--- ASSIGNMENT ---
Nothing but the text of the listing, repeated exactly, belongs in the answer; leave the images out.

=== INPUT ===

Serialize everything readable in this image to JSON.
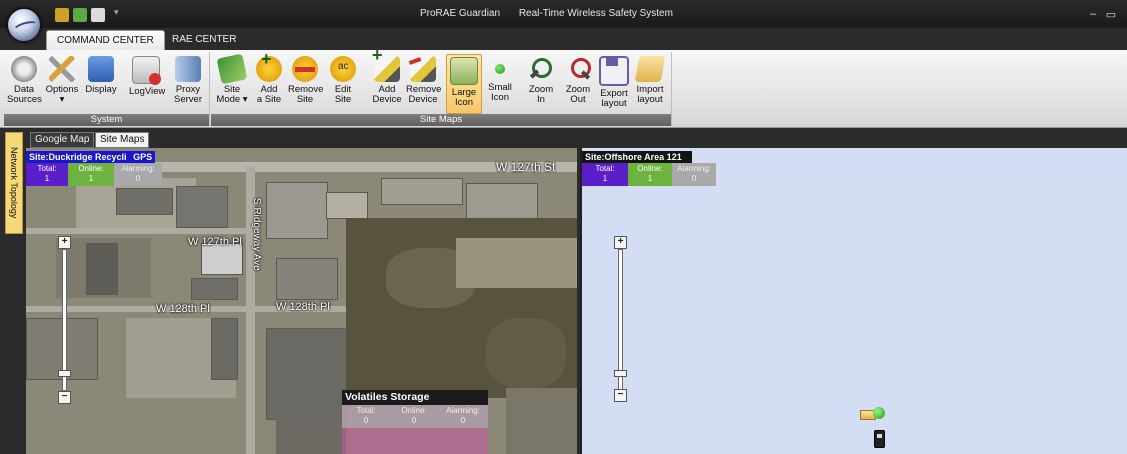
{
  "app": {
    "name": "ProRAE Guardian",
    "subtitle": "Real-Time Wireless Safety System",
    "minimize": "–",
    "maximize": "▭"
  },
  "tabs": [
    {
      "label": "COMMAND CENTER",
      "active": true
    },
    {
      "label": "RAE CENTER",
      "active": false
    }
  ],
  "ribbon": {
    "system": {
      "label": "System",
      "buttons": [
        {
          "label": "Data\nSources",
          "icon": "gears-icon"
        },
        {
          "label": "Options\n▾",
          "icon": "wrench-icon"
        },
        {
          "label": "Display",
          "icon": "display-icon"
        },
        {
          "label": "LogView",
          "icon": "logview-icon"
        },
        {
          "label": "Proxy\nServer",
          "icon": "proxy-server-icon"
        }
      ]
    },
    "site_maps": {
      "label": "Site Maps",
      "buttons": [
        {
          "label": "Site\nMode ▾",
          "icon": "site-mode-icon"
        },
        {
          "label": "Add\na Site",
          "icon": "add-site-icon"
        },
        {
          "label": "Remove\nSite",
          "icon": "remove-site-icon"
        },
        {
          "label": "Edit\nSite",
          "icon": "edit-site-icon"
        },
        {
          "label": "Add\nDevice",
          "icon": "add-device-icon"
        },
        {
          "label": "Remove\nDevice",
          "icon": "remove-device-icon"
        },
        {
          "label": "Large\nIcon",
          "icon": "large-icon-icon",
          "selected": true
        },
        {
          "label": "Small\nIcon",
          "icon": "small-icon-icon"
        },
        {
          "label": "Zoom\nIn",
          "icon": "zoom-in-icon"
        },
        {
          "label": "Zoom\nOut",
          "icon": "zoom-out-icon"
        },
        {
          "label": "Export\nlayout",
          "icon": "export-layout-icon"
        },
        {
          "label": "Import\nlayout",
          "icon": "import-layout-icon"
        }
      ]
    }
  },
  "side_tab": "Network Topology",
  "view_tabs": [
    {
      "label": "Google Map",
      "active": false
    },
    {
      "label": "Site Maps",
      "active": true
    }
  ],
  "stat_labels": {
    "total": "Total:",
    "online": "Online:",
    "alarming": "Alarming:"
  },
  "left_site": {
    "name": "Site:Duckridge Recycli",
    "gps": "GPS",
    "total": "1",
    "online": "1",
    "alarming": "0"
  },
  "map_labels": {
    "w127th_st": "W 127th St",
    "w127th_pl": "W 127th Pl",
    "w128th_pl_a": "W 128th Pl",
    "w128th_pl_b": "W 128th Pl",
    "ridgeway": "S Ridgeway Ave"
  },
  "volatiles": {
    "name": "Volatiles Storage",
    "total": "0",
    "online": "0",
    "alarming": "0"
  },
  "right_site": {
    "name": "Site:Offshore Area 121",
    "total": "1",
    "online": "1",
    "alarming": "0"
  },
  "zoom": {
    "plus": "+",
    "minus": "−"
  },
  "colors": {
    "total": "#5a1fc8",
    "online": "#6db33f",
    "alarming": "#a9a9a9",
    "site_header": "#1a16c9",
    "selected_ribbon": "#f8c86a"
  }
}
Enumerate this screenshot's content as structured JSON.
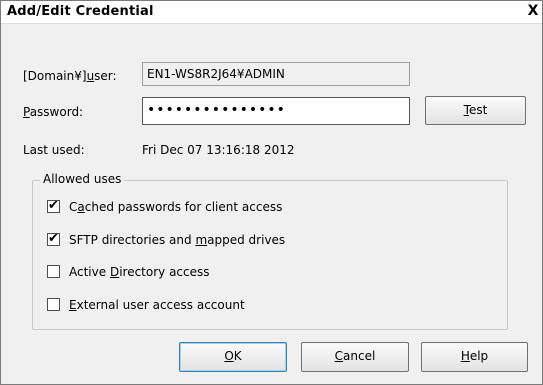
{
  "window": {
    "title": "Add/Edit Credential",
    "close_glyph": "X"
  },
  "form": {
    "user_label_pre": "[Domain¥]",
    "user_label_key": "u",
    "user_label_post": "ser:",
    "user_value": "EN1-WS8R2J64¥ADMIN",
    "password_label_key": "P",
    "password_label_post": "assword:",
    "password_value": "•••••••••••••••",
    "last_used_label": "Last used:",
    "last_used_value": "Fri Dec 07 13:16:18 2012"
  },
  "buttons": {
    "test_key": "T",
    "test_rest": "est",
    "ok_key": "O",
    "ok_rest": "K",
    "cancel_key": "C",
    "cancel_rest": "ancel",
    "help_key": "H",
    "help_rest": "elp"
  },
  "allowed_uses": {
    "legend": "Allowed uses",
    "items": [
      {
        "pre": "C",
        "key": "a",
        "post": "ched passwords for client access",
        "checked": true
      },
      {
        "pre": "SFTP directories and ",
        "key": "m",
        "post": "apped drives",
        "checked": true
      },
      {
        "pre": "Active ",
        "key": "D",
        "post": "irectory access",
        "checked": false
      },
      {
        "pre": "",
        "key": "E",
        "post": "xternal user access account",
        "checked": false
      }
    ]
  },
  "colors": {
    "dialog_bg": "#f0f0f0",
    "default_button_border": "#3c7fb1"
  }
}
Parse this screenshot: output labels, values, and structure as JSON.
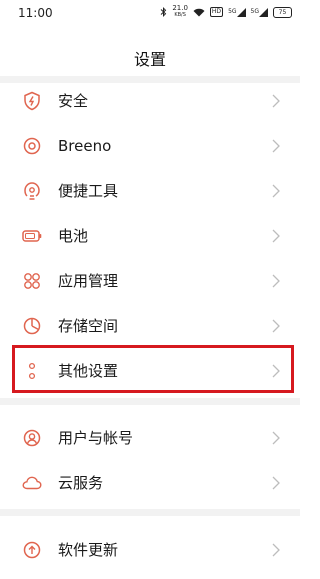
{
  "status_bar": {
    "time": "11:00",
    "net_speed_value": "21.0",
    "net_speed_unit": "KB/S",
    "hd_label": "HD",
    "signal_label_1": "5G",
    "signal_label_2": "5G",
    "battery": "75"
  },
  "header": {
    "title": "设置"
  },
  "menu": {
    "security": "安全",
    "breeno": "Breeno",
    "tools": "便捷工具",
    "battery": "电池",
    "apps": "应用管理",
    "storage": "存储空间",
    "other_settings": "其他设置",
    "account": "用户与帐号",
    "cloud": "云服务",
    "update": "软件更新"
  },
  "colors": {
    "accent_icon": "#e0654f",
    "highlight_border": "#d6191f",
    "chevron": "#bdbdbd",
    "divider": "#f2f2f2"
  },
  "icons": {
    "security": "shield-icon",
    "breeno": "breeno-icon",
    "tools": "tools-icon",
    "battery": "battery-icon",
    "apps": "app-grid-icon",
    "storage": "pie-chart-icon",
    "other_settings": "more-dots-icon",
    "account": "user-icon",
    "cloud": "cloud-icon",
    "update": "upgrade-icon"
  }
}
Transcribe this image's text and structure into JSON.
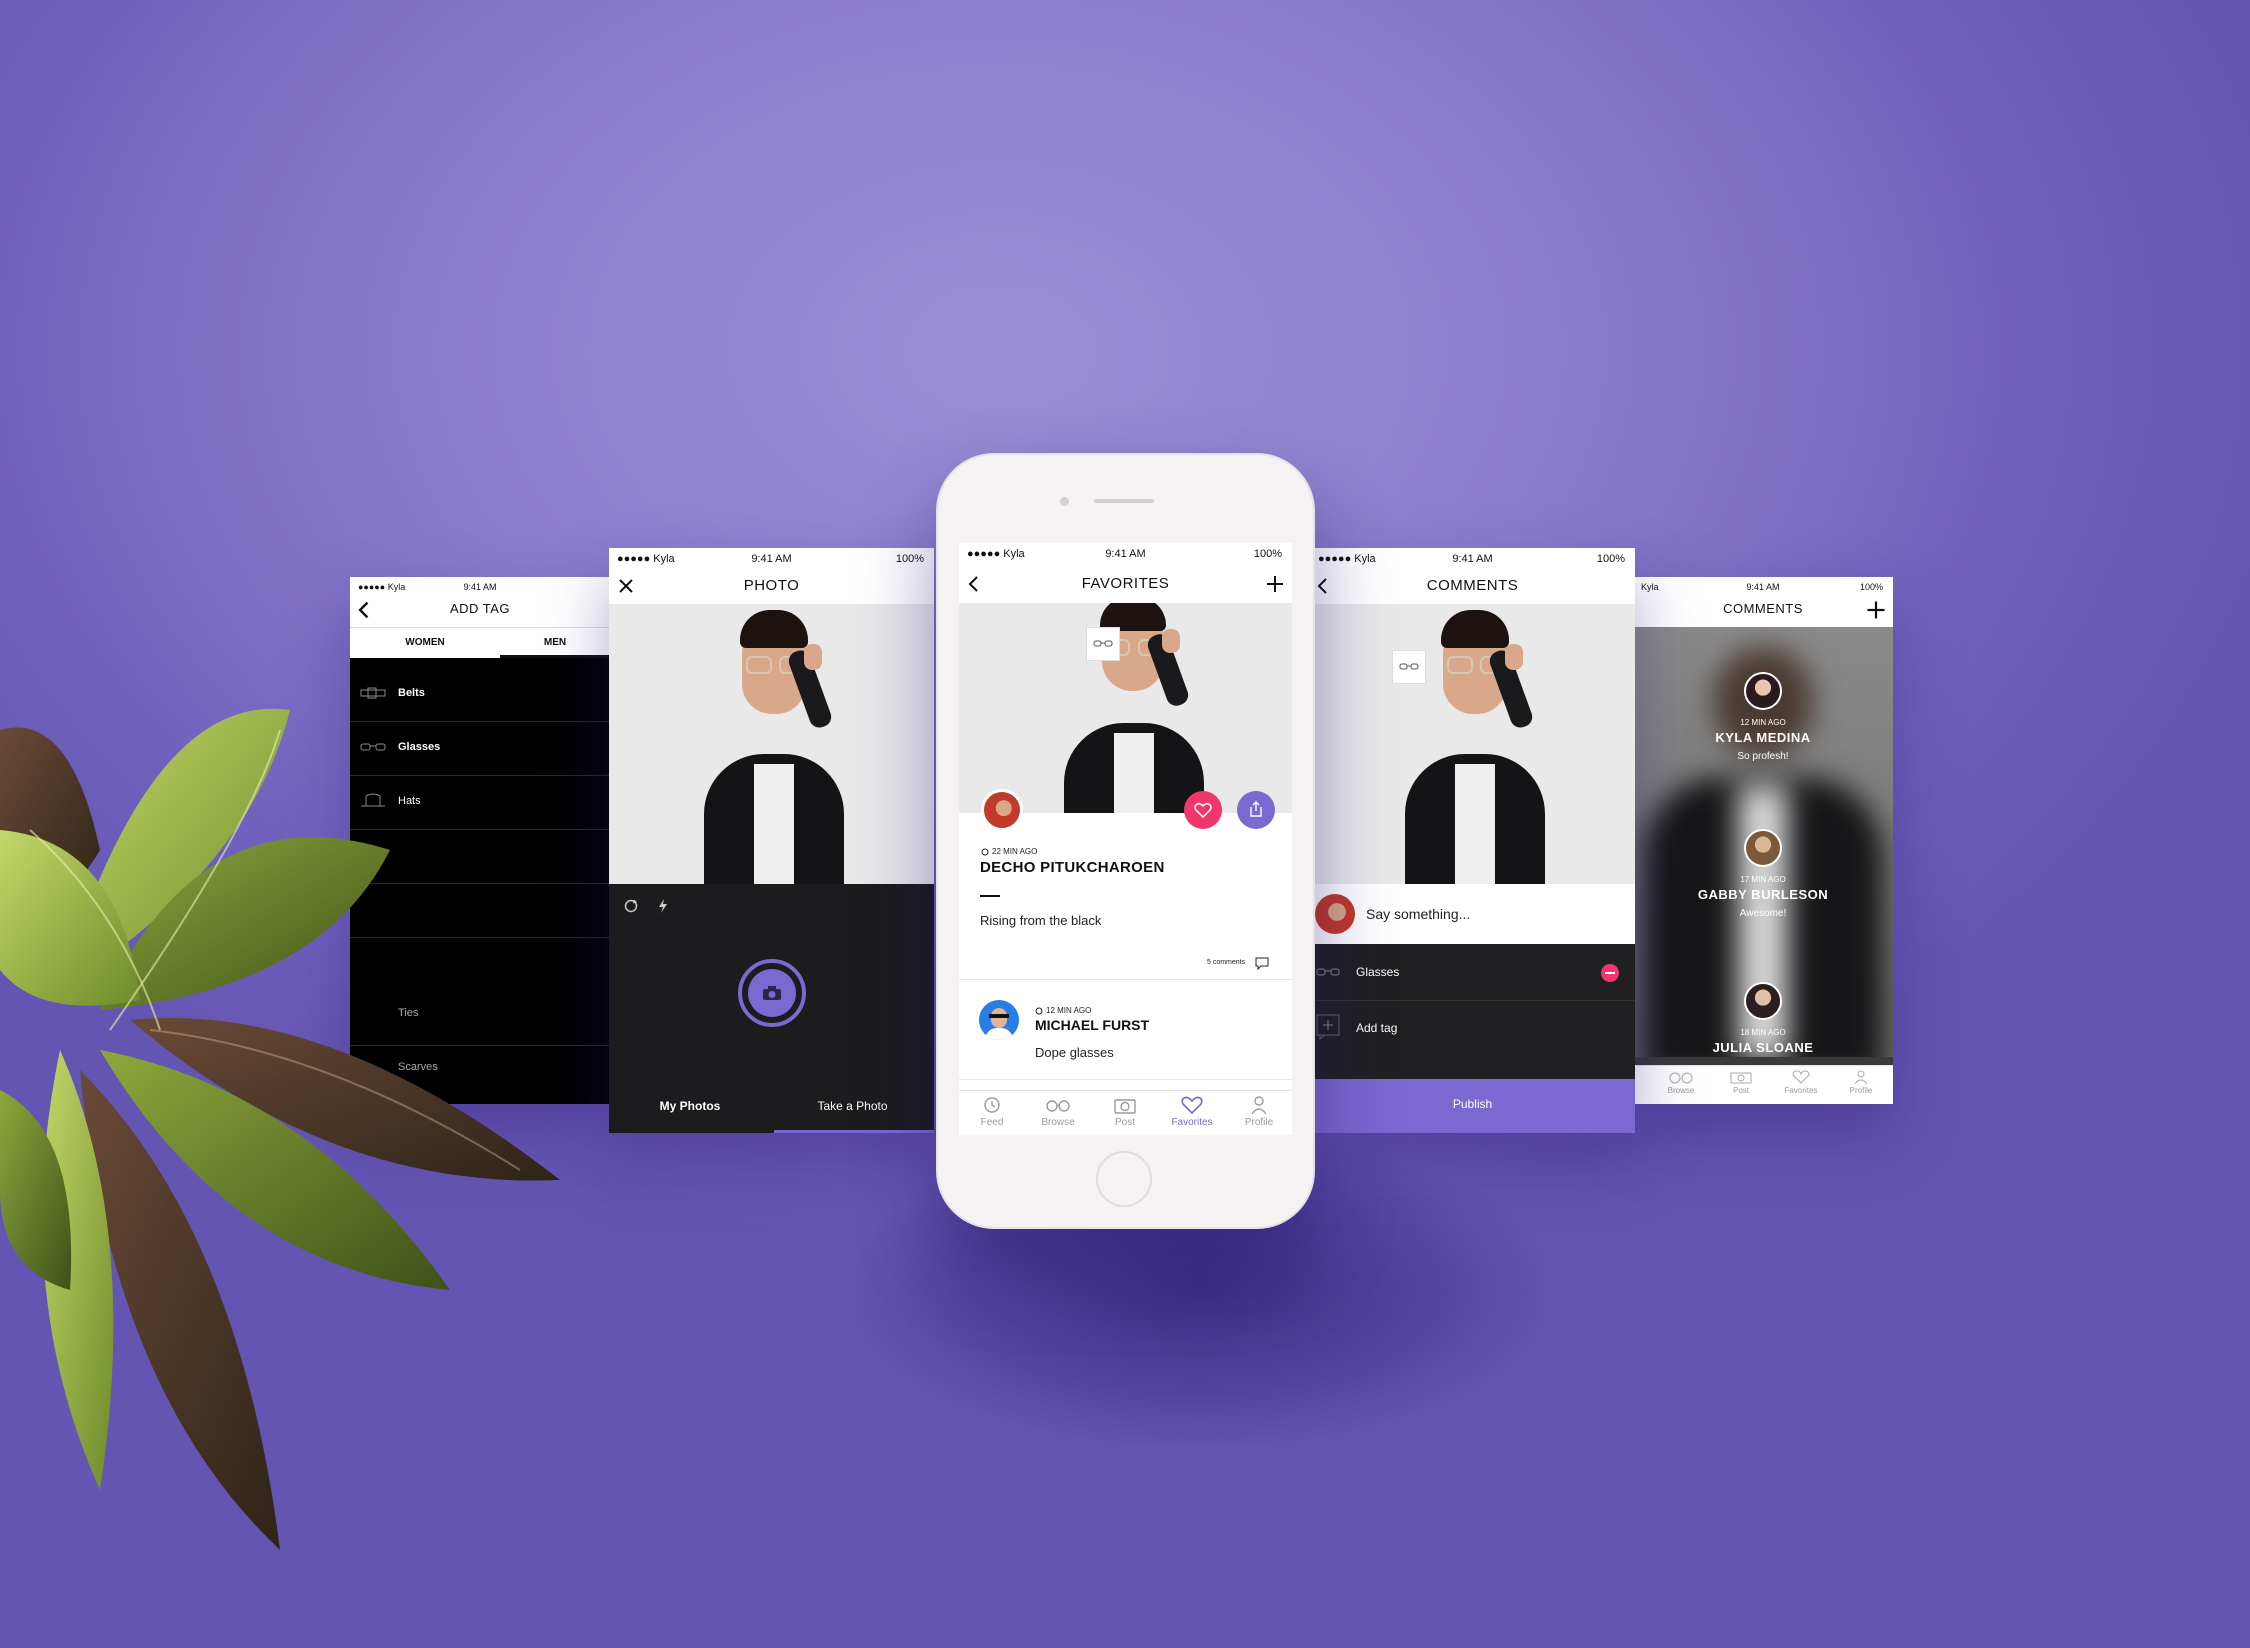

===

--- ANSWER SPACE ---
Serialize everything readable in this image to JSON.
{
  "app": {
    "name": "ProRAE Guardian",
    "subtitle": "Real-Time Wireless Safety System",
    "minimize": "–",
    "maximize": "▭"
  },
  "tabs": [
    {
      "label": "COMMAND CENTER",
      "active": true
    },
    {
      "label": "RAE CENTER",
      "active": false
    }
  ],
  "ribbon": {
    "system": {
      "label": "System",
      "buttons": [
        {
          "label": "Data\nSources",
          "icon": "gears-icon"
        },
        {
          "label": "Options\n▾",
          "icon": "wrench-icon"
        },
        {
          "label": "Display",
          "icon": "display-icon"
        },
        {
          "label": "LogView",
          "icon": "logview-icon"
        },
        {
          "label": "Proxy\nServer",
          "icon": "proxy-server-icon"
        }
      ]
    },
    "site_maps": {
      "label": "Site Maps",
      "buttons": [
        {
          "label": "Site\nMode ▾",
          "icon": "site-mode-icon"
        },
        {
          "label": "Add\na Site",
          "icon": "add-site-icon"
        },
        {
          "label": "Remove\nSite",
          "icon": "remove-site-icon"
        },
        {
          "label": "Edit\nSite",
          "icon": "edit-site-icon"
        },
        {
          "label": "Add\nDevice",
          "icon": "add-device-icon"
        },
        {
          "label": "Remove\nDevice",
          "icon": "remove-device-icon"
        },
        {
          "label": "Large\nIcon",
          "icon": "large-icon-icon",
          "selected": true
        },
        {
          "label": "Small\nIcon",
          "icon": "small-icon-icon"
        },
        {
          "label": "Zoom\nIn",
          "icon": "zoom-in-icon"
        },
        {
          "label": "Zoom\nOut",
          "icon": "zoom-out-icon"
        },
        {
          "label": "Export\nlayout",
          "icon": "export-layout-icon"
        },
        {
          "label": "Import\nlayout",
          "icon": "import-layout-icon"
        }
      ]
    }
  },
  "side_tab": "Network Topology",
  "view_tabs": [
    {
      "label": "Google Map",
      "active": false
    },
    {
      "label": "Site Maps",
      "active": true
    }
  ],
  "stat_labels": {
    "total": "Total:",
    "online": "Online:",
    "alarming": "Alarming:"
  },
  "left_site": {
    "name": "Site:Duckridge Recycli",
    "gps": "GPS",
    "total": "1",
    "online": "1",
    "alarming": "0"
  },
  "map_labels": {
    "w127th_st": "W 127th St",
    "w127th_pl": "W 127th Pl",
    "w128th_pl_a": "W 128th Pl",
    "w128th_pl_b": "W 128th Pl",
    "ridgeway": "S Ridgeway Ave"
  },
  "volatiles": {
    "name": "Volatiles Storage",
    "total": "0",
    "online": "0",
    "alarming": "0"
  },
  "right_site": {
    "name": "Site:Offshore Area 121",
    "total": "1",
    "online": "1",
    "alarming": "0"
  },
  "zoom": {
    "plus": "+",
    "minus": "−"
  },
  "colors": {
    "total": "#5a1fc8",
    "online": "#6db33f",
    "alarming": "#a9a9a9",
    "site_header": "#1a16c9",
    "selected_ribbon": "#f8c86a"
  }
}
Enumerate this screenshot's content as structured JSON.
{
  "window": {
    "title": "Add/Edit Credential",
    "close_glyph": "X"
  },
  "form": {
    "user_label_pre": "[Domain¥]",
    "user_label_key": "u",
    "user_label_post": "ser:",
    "user_value": "EN1-WS8R2J64¥ADMIN",
    "password_label_key": "P",
    "password_label_post": "assword:",
    "password_value": "•••••••••••••••",
    "last_used_label": "Last used:",
    "last_used_value": "Fri Dec 07 13:16:18 2012"
  },
  "buttons": {
    "test_key": "T",
    "test_rest": "est",
    "ok_key": "O",
    "ok_rest": "K",
    "cancel_key": "C",
    "cancel_rest": "ancel",
    "help_key": "H",
    "help_rest": "elp"
  },
  "allowed_uses": {
    "legend": "Allowed uses",
    "items": [
      {
        "pre": "C",
        "key": "a",
        "post": "ched passwords for client access",
        "checked": true
      },
      {
        "pre": "SFTP directories and ",
        "key": "m",
        "post": "apped drives",
        "checked": true
      },
      {
        "pre": "Active ",
        "key": "D",
        "post": "irectory access",
        "checked": false
      },
      {
        "pre": "",
        "key": "E",
        "post": "xternal user access account",
        "checked": false
      }
    ]
  },
  "colors": {
    "dialog_bg": "#f0f0f0",
    "default_button_border": "#3c7fb1"
  }
}
Parse this screenshot: output labels, values, and structure as JSON.
{
  "status_bar": {
    "time": "11:00",
    "net_speed_value": "21.0",
    "net_speed_unit": "KB/S",
    "hd_label": "HD",
    "signal_label_1": "5G",
    "signal_label_2": "5G",
    "battery": "75"
  },
  "header": {
    "title": "设置"
  },
  "menu": {
    "security": "安全",
    "breeno": "Breeno",
    "tools": "便捷工具",
    "battery": "电池",
    "apps": "应用管理",
    "storage": "存储空间",
    "other_settings": "其他设置",
    "account": "用户与帐号",
    "cloud": "云服务",
    "update": "软件更新"
  },
  "colors": {
    "accent_icon": "#e0654f",
    "highlight_border": "#d6191f",
    "chevron": "#bdbdbd",
    "divider": "#f2f2f2"
  },
  "icons": {
    "security": "shield-icon",
    "breeno": "breeno-icon",
    "tools": "tools-icon",
    "battery": "battery-icon",
    "apps": "app-grid-icon",
    "storage": "pie-chart-icon",
    "other_settings": "more-dots-icon",
    "account": "user-icon",
    "cloud": "cloud-icon",
    "update": "upgrade-icon"
  }
}
Transcribe this image's text and structure into JSON.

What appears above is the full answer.